Al-Haggounia 001 is a meteorite that was discovered as part of a massive impact that took place before the Saharan region was a desert. Al-Haggounia is tens of thousands of years old, and was found as part of an ancient dry river bed. It is an odd meteorite that defied classification at first. It contains very little metal, and was first classified as an aubrite. Subsequent studies showed the Al-Haggounia was not an aubrite, but was a rare EL3 enstatite chondrite. Al-Haggounia 001 has a characteristic tan matrix that consists almost entirely of tiny pure enstatite crystals. There are also occasional veins, clasts and rare chondrules. Due to it's great terrestrial age, Al-Haggounia has undergone extensive weathering and is sometimes referred to as a "fossil meteorite".
The specimen being offered here is an uncut and uncleaned fragment. It weighs 12 grams.

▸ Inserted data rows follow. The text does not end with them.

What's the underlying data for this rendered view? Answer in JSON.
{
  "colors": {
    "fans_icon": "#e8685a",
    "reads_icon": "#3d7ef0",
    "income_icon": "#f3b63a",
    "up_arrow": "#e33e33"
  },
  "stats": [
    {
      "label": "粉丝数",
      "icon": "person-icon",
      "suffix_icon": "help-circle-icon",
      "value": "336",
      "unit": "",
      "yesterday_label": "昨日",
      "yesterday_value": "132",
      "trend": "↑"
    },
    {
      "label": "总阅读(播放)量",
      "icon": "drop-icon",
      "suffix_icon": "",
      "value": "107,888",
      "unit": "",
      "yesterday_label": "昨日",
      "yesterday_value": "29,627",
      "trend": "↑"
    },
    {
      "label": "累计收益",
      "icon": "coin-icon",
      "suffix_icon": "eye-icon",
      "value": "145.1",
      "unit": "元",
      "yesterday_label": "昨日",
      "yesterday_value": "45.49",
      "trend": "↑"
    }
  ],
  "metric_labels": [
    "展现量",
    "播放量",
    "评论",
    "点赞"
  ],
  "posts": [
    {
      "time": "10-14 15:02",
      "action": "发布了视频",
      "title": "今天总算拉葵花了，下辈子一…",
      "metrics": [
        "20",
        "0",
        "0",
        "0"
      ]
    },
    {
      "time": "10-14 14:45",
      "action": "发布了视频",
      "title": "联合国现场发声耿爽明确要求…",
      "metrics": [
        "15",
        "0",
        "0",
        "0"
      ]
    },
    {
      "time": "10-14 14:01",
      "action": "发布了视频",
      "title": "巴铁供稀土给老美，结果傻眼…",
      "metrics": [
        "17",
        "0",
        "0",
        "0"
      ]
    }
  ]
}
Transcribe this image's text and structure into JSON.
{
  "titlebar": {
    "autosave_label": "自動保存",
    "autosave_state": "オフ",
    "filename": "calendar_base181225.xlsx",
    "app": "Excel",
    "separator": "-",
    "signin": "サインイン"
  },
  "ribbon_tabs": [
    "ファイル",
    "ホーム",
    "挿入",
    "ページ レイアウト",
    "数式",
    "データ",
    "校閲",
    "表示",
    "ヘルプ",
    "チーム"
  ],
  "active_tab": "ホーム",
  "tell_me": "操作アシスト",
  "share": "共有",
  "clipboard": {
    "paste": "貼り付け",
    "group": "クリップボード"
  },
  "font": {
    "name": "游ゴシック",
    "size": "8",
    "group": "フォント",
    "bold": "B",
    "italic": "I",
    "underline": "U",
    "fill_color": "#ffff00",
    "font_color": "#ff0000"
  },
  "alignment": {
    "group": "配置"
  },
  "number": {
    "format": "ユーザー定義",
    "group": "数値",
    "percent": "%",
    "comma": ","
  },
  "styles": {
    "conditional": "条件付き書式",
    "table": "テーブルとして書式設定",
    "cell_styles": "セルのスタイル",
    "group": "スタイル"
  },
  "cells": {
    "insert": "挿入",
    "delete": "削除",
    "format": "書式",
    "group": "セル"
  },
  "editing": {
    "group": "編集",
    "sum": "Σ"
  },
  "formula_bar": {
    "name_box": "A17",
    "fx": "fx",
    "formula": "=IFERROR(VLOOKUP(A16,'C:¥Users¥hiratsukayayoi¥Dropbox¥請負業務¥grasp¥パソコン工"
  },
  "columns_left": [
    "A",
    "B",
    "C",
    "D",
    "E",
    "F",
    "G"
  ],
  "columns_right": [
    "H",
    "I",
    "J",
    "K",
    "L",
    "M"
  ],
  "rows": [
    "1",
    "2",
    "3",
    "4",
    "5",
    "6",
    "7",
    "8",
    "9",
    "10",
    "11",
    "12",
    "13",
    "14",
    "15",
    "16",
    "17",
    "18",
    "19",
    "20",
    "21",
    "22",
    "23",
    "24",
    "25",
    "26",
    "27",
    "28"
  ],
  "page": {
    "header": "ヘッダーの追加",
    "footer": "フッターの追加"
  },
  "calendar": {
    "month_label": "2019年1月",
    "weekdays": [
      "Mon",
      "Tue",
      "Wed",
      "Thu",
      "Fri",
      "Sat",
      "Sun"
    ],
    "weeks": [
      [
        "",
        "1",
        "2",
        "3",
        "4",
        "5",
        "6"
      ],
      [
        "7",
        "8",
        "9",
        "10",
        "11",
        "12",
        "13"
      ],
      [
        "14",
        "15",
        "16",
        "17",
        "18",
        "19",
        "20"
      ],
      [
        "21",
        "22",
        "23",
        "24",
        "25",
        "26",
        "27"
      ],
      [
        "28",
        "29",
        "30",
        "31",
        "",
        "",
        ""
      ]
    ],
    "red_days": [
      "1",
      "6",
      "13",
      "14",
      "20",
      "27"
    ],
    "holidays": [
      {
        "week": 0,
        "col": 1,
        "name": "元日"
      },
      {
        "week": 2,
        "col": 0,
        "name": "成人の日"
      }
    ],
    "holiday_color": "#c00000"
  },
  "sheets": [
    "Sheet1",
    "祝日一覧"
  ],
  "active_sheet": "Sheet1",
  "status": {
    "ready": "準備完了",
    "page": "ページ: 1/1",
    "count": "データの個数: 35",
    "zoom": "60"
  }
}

Refer to the photo. The black centimeter cube is shown for scale and is not included. You are purchasing the specimen shown. Your purchase will include an ID label.
Please note, the Meteoritical Society bulletin quoted below is erroneous - it is still listed as an aubrite in the official listing. But, the new studies have shown it to be an EL3 enstatite chondrite. Otherwise the information is correct and is provided for historical and geographical context.
From the Meteoritical Society Bulletin Entry on Al-Haggounia 001 -
Al Haggounia 001 N27°30',W12°30'
Al Haggounia, Morocco
History: Several tons of this material have been found on the ground or by digging near Al Haggounia, Morocco (Chennaoui et al. 2007) for description of the strewn field) and sold to several dealers. The coordinates are given for the center of the strewn field, which extends ~ 40 km.
Physical characteristics: It is impossible to assess precisely the amount of material already (and to be) recovered, but according to dealers, collectors, and Jambon it is about 3 metric tons composing many samples of varied sizes (from a few g to 50 kg). The largest stones were recovered after excavating them from the ground. The outer surface is rusty brown due to severe alteration. Looks like a sedimentary breccia cemented by iron oxide and carbonate. Color changes from bluish gray to rusty brown closest to the fractures are observed. Yellow patches of sulfur (alteration) are widespread. The rocks are significantly porous with pore sizes from several cm to hundreds of microns.
Petrography: (A. Jambon, O. Boudouma and D. Badia. UPVI) Dominated by enstatite and plagioclase. Troilite, graphite daubreelite, oldhamite, kamacite rich in Si and schreibersite are present.
Mineral compositions: Enstatite (En98Fs1Wo1) and plagioclase (Ab78An16Or5).
Type specimens: A total of 50 g of sample and three polished sections are on deposit at UPVI.
Main masses: Beroud, 3886 g (26 pieces from 1185 g to 5.8 g); PThomas, 4497 g (33 pieces from 11 to 1507 g); Hmani, about 500 kg; Ouzrou, about 500 kg.